→ **Assignment**: The full set of lines below has to be written out again exactly.
Data Start Marker
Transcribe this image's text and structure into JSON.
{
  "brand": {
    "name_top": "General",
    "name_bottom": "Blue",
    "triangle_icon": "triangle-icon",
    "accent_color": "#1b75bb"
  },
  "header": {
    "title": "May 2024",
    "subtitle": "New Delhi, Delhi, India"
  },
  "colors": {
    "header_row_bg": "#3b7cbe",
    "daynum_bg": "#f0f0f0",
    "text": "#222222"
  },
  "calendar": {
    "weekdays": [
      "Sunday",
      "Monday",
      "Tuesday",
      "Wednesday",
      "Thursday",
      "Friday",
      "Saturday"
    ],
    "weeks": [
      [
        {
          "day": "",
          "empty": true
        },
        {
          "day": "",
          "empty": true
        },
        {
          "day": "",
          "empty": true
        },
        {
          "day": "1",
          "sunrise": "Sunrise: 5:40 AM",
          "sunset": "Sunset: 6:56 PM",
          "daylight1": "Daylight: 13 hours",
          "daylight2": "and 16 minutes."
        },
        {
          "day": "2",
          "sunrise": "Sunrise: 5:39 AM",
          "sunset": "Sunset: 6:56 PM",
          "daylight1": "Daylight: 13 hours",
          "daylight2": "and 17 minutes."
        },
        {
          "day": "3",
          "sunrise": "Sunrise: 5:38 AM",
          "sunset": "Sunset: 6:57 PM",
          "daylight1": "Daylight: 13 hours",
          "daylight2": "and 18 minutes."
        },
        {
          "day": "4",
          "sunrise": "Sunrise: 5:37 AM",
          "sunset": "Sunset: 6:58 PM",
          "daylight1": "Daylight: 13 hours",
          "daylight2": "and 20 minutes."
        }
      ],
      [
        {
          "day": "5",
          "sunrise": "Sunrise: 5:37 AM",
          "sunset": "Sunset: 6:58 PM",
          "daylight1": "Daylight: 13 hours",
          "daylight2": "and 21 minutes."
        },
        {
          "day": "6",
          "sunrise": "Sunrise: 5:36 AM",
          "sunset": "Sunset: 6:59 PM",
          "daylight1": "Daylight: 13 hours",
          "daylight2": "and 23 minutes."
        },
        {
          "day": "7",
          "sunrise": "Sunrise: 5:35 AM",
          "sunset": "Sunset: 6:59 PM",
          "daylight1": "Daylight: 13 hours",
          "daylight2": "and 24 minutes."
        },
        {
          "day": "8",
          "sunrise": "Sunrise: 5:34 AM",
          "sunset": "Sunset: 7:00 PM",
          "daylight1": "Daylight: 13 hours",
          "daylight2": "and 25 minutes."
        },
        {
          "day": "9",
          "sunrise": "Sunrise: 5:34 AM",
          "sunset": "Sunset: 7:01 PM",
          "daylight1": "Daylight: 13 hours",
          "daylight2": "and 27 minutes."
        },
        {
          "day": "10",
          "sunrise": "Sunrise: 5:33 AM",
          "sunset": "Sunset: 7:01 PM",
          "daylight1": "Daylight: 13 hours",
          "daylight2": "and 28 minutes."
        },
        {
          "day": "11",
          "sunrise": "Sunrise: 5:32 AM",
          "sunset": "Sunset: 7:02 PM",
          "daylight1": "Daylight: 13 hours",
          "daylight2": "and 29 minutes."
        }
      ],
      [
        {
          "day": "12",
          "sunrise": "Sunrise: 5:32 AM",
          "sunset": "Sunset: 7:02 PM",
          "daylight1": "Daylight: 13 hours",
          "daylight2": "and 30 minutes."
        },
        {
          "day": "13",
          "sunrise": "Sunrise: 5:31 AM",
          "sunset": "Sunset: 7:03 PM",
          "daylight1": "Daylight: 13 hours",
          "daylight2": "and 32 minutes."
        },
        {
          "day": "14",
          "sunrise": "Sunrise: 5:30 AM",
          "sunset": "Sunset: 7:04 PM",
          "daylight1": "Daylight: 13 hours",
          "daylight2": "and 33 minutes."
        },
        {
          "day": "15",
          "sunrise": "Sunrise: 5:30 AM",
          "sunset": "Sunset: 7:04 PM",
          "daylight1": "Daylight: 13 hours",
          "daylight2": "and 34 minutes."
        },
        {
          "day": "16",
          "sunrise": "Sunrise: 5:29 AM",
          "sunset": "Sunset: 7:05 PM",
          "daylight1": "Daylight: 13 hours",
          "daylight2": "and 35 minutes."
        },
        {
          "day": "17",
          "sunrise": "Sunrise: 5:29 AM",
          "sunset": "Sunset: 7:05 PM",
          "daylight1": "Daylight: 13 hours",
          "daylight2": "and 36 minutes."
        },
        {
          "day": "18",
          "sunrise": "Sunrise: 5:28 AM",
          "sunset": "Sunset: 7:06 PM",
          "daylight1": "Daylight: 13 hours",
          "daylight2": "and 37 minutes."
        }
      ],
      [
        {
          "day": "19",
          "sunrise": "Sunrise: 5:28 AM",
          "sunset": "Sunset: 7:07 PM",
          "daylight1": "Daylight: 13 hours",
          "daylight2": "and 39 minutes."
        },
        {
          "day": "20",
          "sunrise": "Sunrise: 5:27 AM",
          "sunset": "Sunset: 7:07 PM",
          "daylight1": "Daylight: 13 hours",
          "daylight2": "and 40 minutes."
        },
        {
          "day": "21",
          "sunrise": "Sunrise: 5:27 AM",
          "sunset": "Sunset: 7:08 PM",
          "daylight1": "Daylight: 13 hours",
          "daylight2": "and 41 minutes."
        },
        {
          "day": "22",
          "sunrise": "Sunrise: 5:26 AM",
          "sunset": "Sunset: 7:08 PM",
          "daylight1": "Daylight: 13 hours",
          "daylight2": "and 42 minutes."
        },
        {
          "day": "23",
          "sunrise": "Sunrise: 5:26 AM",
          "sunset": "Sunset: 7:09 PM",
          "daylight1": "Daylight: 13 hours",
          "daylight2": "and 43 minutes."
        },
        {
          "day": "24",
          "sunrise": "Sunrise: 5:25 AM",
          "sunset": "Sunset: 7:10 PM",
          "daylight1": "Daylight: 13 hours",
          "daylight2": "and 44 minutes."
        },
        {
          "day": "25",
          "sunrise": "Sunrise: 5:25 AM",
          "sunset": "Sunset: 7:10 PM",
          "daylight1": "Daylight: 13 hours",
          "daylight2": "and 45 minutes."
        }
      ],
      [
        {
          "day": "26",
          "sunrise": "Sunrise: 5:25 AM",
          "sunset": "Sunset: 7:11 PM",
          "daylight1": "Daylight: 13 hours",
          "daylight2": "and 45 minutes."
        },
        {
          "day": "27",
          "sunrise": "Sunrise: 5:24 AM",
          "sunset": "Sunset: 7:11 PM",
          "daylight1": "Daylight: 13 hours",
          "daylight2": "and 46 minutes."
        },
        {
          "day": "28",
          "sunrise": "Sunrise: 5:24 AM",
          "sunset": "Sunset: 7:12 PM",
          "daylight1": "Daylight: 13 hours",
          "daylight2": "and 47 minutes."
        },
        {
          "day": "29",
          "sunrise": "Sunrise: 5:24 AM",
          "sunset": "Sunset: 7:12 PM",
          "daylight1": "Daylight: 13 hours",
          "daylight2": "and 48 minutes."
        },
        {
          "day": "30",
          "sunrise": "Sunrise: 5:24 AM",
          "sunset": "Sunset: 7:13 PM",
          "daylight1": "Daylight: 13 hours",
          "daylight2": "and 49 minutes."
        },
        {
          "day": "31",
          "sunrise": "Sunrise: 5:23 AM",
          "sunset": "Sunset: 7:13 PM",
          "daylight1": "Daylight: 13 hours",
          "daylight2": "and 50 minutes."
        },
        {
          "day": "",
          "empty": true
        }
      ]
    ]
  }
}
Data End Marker
→ **Solution to this problem**:
Transcribe this image's text and structure into JSON.
{
  "brand": {
    "name_top": "General",
    "name_bottom": "Blue",
    "triangle_icon": "triangle-icon",
    "accent_color": "#1b75bb"
  },
  "header": {
    "title": "May 2024",
    "subtitle": "New Delhi, Delhi, India"
  },
  "colors": {
    "header_row_bg": "#3b7cbe",
    "daynum_bg": "#f0f0f0",
    "text": "#222222"
  },
  "calendar": {
    "weekdays": [
      "Sunday",
      "Monday",
      "Tuesday",
      "Wednesday",
      "Thursday",
      "Friday",
      "Saturday"
    ],
    "weeks": [
      [
        {
          "day": "",
          "empty": true
        },
        {
          "day": "",
          "empty": true
        },
        {
          "day": "",
          "empty": true
        },
        {
          "day": "1",
          "sunrise": "Sunrise: 5:40 AM",
          "sunset": "Sunset: 6:56 PM",
          "daylight1": "Daylight: 13 hours",
          "daylight2": "and 16 minutes."
        },
        {
          "day": "2",
          "sunrise": "Sunrise: 5:39 AM",
          "sunset": "Sunset: 6:56 PM",
          "daylight1": "Daylight: 13 hours",
          "daylight2": "and 17 minutes."
        },
        {
          "day": "3",
          "sunrise": "Sunrise: 5:38 AM",
          "sunset": "Sunset: 6:57 PM",
          "daylight1": "Daylight: 13 hours",
          "daylight2": "and 18 minutes."
        },
        {
          "day": "4",
          "sunrise": "Sunrise: 5:37 AM",
          "sunset": "Sunset: 6:58 PM",
          "daylight1": "Daylight: 13 hours",
          "daylight2": "and 20 minutes."
        }
      ],
      [
        {
          "day": "5",
          "sunrise": "Sunrise: 5:37 AM",
          "sunset": "Sunset: 6:58 PM",
          "daylight1": "Daylight: 13 hours",
          "daylight2": "and 21 minutes."
        },
        {
          "day": "6",
          "sunrise": "Sunrise: 5:36 AM",
          "sunset": "Sunset: 6:59 PM",
          "daylight1": "Daylight: 13 hours",
          "daylight2": "and 23 minutes."
        },
        {
          "day": "7",
          "sunrise": "Sunrise: 5:35 AM",
          "sunset": "Sunset: 6:59 PM",
          "daylight1": "Daylight: 13 hours",
          "daylight2": "and 24 minutes."
        },
        {
          "day": "8",
          "sunrise": "Sunrise: 5:34 AM",
          "sunset": "Sunset: 7:00 PM",
          "daylight1": "Daylight: 13 hours",
          "daylight2": "and 25 minutes."
        },
        {
          "day": "9",
          "sunrise": "Sunrise: 5:34 AM",
          "sunset": "Sunset: 7:01 PM",
          "daylight1": "Daylight: 13 hours",
          "daylight2": "and 27 minutes."
        },
        {
          "day": "10",
          "sunrise": "Sunrise: 5:33 AM",
          "sunset": "Sunset: 7:01 PM",
          "daylight1": "Daylight: 13 hours",
          "daylight2": "and 28 minutes."
        },
        {
          "day": "11",
          "sunrise": "Sunrise: 5:32 AM",
          "sunset": "Sunset: 7:02 PM",
          "daylight1": "Daylight: 13 hours",
          "daylight2": "and 29 minutes."
        }
      ],
      [
        {
          "day": "12",
          "sunrise": "Sunrise: 5:32 AM",
          "sunset": "Sunset: 7:02 PM",
          "daylight1": "Daylight: 13 hours",
          "daylight2": "and 30 minutes."
        },
        {
          "day": "13",
          "sunrise": "Sunrise: 5:31 AM",
          "sunset": "Sunset: 7:03 PM",
          "daylight1": "Daylight: 13 hours",
          "daylight2": "and 32 minutes."
        },
        {
          "day": "14",
          "sunrise": "Sunrise: 5:30 AM",
          "sunset": "Sunset: 7:04 PM",
          "daylight1": "Daylight: 13 hours",
          "daylight2": "and 33 minutes."
        },
        {
          "day": "15",
          "sunrise": "Sunrise: 5:30 AM",
          "sunset": "Sunset: 7:04 PM",
          "daylight1": "Daylight: 13 hours",
          "daylight2": "and 34 minutes."
        },
        {
          "day": "16",
          "sunrise": "Sunrise: 5:29 AM",
          "sunset": "Sunset: 7:05 PM",
          "daylight1": "Daylight: 13 hours",
          "daylight2": "and 35 minutes."
        },
        {
          "day": "17",
          "sunrise": "Sunrise: 5:29 AM",
          "sunset": "Sunset: 7:05 PM",
          "daylight1": "Daylight: 13 hours",
          "daylight2": "and 36 minutes."
        },
        {
          "day": "18",
          "sunrise": "Sunrise: 5:28 AM",
          "sunset": "Sunset: 7:06 PM",
          "daylight1": "Daylight: 13 hours",
          "daylight2": "and 37 minutes."
        }
      ],
      [
        {
          "day": "19",
          "sunrise": "Sunrise: 5:28 AM",
          "sunset": "Sunset: 7:07 PM",
          "daylight1": "Daylight: 13 hours",
          "daylight2": "and 39 minutes."
        },
        {
          "day": "20",
          "sunrise": "Sunrise: 5:27 AM",
          "sunset": "Sunset: 7:07 PM",
          "daylight1": "Daylight: 13 hours",
          "daylight2": "and 40 minutes."
        },
        {
          "day": "21",
          "sunrise": "Sunrise: 5:27 AM",
          "sunset": "Sunset: 7:08 PM",
          "daylight1": "Daylight: 13 hours",
          "daylight2": "and 41 minutes."
        },
        {
          "day": "22",
          "sunrise": "Sunrise: 5:26 AM",
          "sunset": "Sunset: 7:08 PM",
          "daylight1": "Daylight: 13 hours",
          "daylight2": "and 42 minutes."
        },
        {
          "day": "23",
          "sunrise": "Sunrise: 5:26 AM",
          "sunset": "Sunset: 7:09 PM",
          "daylight1": "Daylight: 13 hours",
          "daylight2": "and 43 minutes."
        },
        {
          "day": "24",
          "sunrise": "Sunrise: 5:25 AM",
          "sunset": "Sunset: 7:10 PM",
          "daylight1": "Daylight: 13 hours",
          "daylight2": "and 44 minutes."
        },
        {
          "day": "25",
          "sunrise": "Sunrise: 5:25 AM",
          "sunset": "Sunset: 7:10 PM",
          "daylight1": "Daylight: 13 hours",
          "daylight2": "and 45 minutes."
        }
      ],
      [
        {
          "day": "26",
          "sunrise": "Sunrise: 5:25 AM",
          "sunset": "Sunset: 7:11 PM",
          "daylight1": "Daylight: 13 hours",
          "daylight2": "and 45 minutes."
        },
        {
          "day": "27",
          "sunrise": "Sunrise: 5:24 AM",
          "sunset": "Sunset: 7:11 PM",
          "daylight1": "Daylight: 13 hours",
          "daylight2": "and 46 minutes."
        },
        {
          "day": "28",
          "sunrise": "Sunrise: 5:24 AM",
          "sunset": "Sunset: 7:12 PM",
          "daylight1": "Daylight: 13 hours",
          "daylight2": "and 47 minutes."
        },
        {
          "day": "29",
          "sunrise": "Sunrise: 5:24 AM",
          "sunset": "Sunset: 7:12 PM",
          "daylight1": "Daylight: 13 hours",
          "daylight2": "and 48 minutes."
        },
        {
          "day": "30",
          "sunrise": "Sunrise: 5:24 AM",
          "sunset": "Sunset: 7:13 PM",
          "daylight1": "Daylight: 13 hours",
          "daylight2": "and 49 minutes."
        },
        {
          "day": "31",
          "sunrise": "Sunrise: 5:23 AM",
          "sunset": "Sunset: 7:13 PM",
          "daylight1": "Daylight: 13 hours",
          "daylight2": "and 50 minutes."
        },
        {
          "day": "",
          "empty": true
        }
      ]
    ]
  }
}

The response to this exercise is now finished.